## PROBLEM DETAILS
What is needed is an exact copy of the data below, pictures excluded.

## RECORDS SUPPLIED
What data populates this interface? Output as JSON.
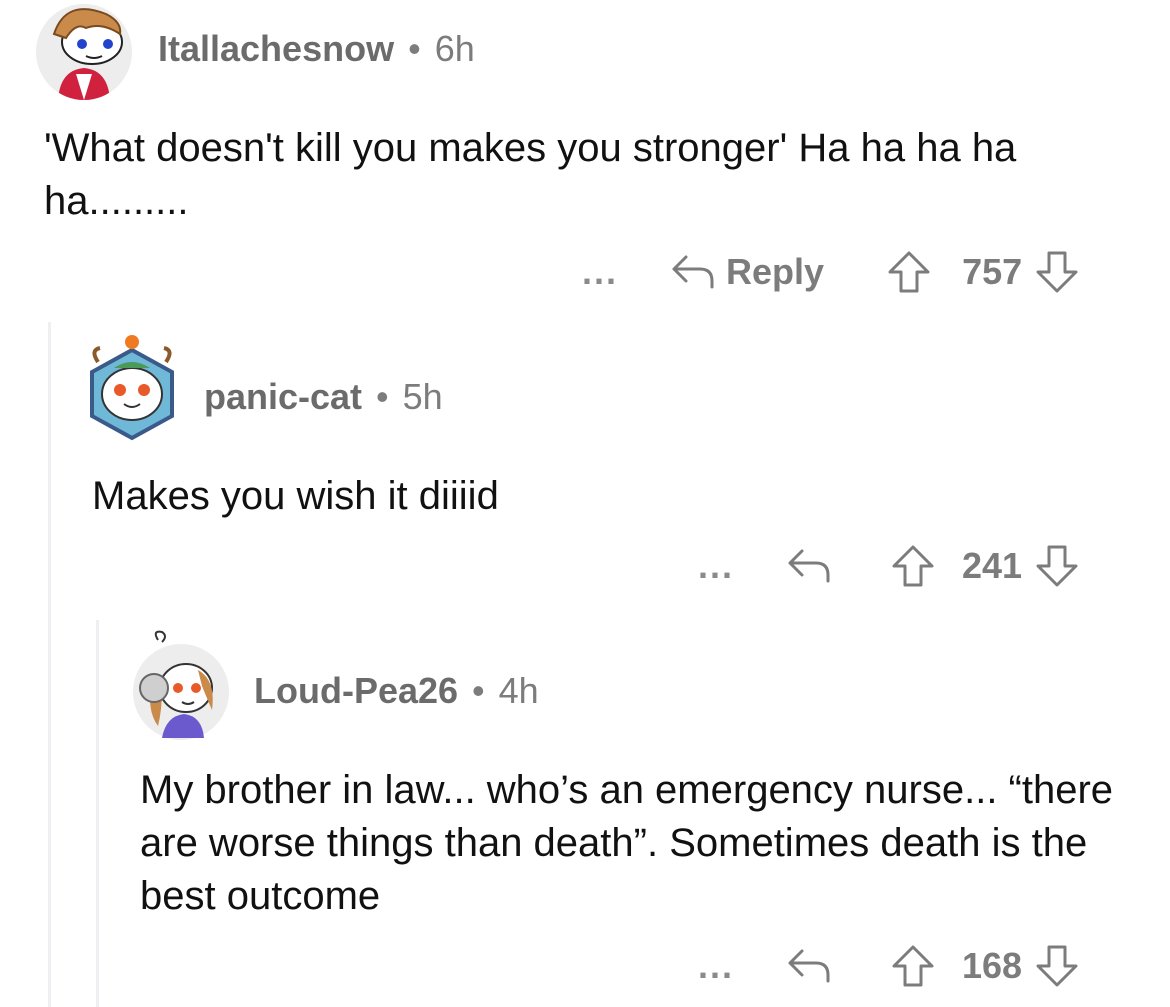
{
  "comments": [
    {
      "author": "Itallachesnow",
      "age": "6h",
      "body": "'What doesn't kill you makes you stronger' Ha ha ha ha ha.........",
      "more": "...",
      "reply_label": "Reply",
      "score": "757"
    },
    {
      "author": "panic-cat",
      "age": "5h",
      "body": "Makes you wish it diiiid",
      "more": "...",
      "score": "241"
    },
    {
      "author": "Loud-Pea26",
      "age": "4h",
      "body": "My brother in law... who’s an emergency nurse... “there are worse things than death”. Sometimes death is the best outcome",
      "more": "...",
      "score": "168"
    }
  ],
  "dot": "•"
}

## EXERCISE RESPONSE
What data populates this interface? Output as JSON.
{
  "comments": [
    {
      "author": "Itallachesnow",
      "age": "6h",
      "body": "'What doesn't kill you makes you stronger' Ha ha ha ha ha.........",
      "more": "...",
      "reply_label": "Reply",
      "score": "757"
    },
    {
      "author": "panic-cat",
      "age": "5h",
      "body": "Makes you wish it diiiid",
      "more": "...",
      "score": "241"
    },
    {
      "author": "Loud-Pea26",
      "age": "4h",
      "body": "My brother in law... who’s an emergency nurse... “there are worse things than death”. Sometimes death is the best outcome",
      "more": "...",
      "score": "168"
    }
  ],
  "dot": "•"
}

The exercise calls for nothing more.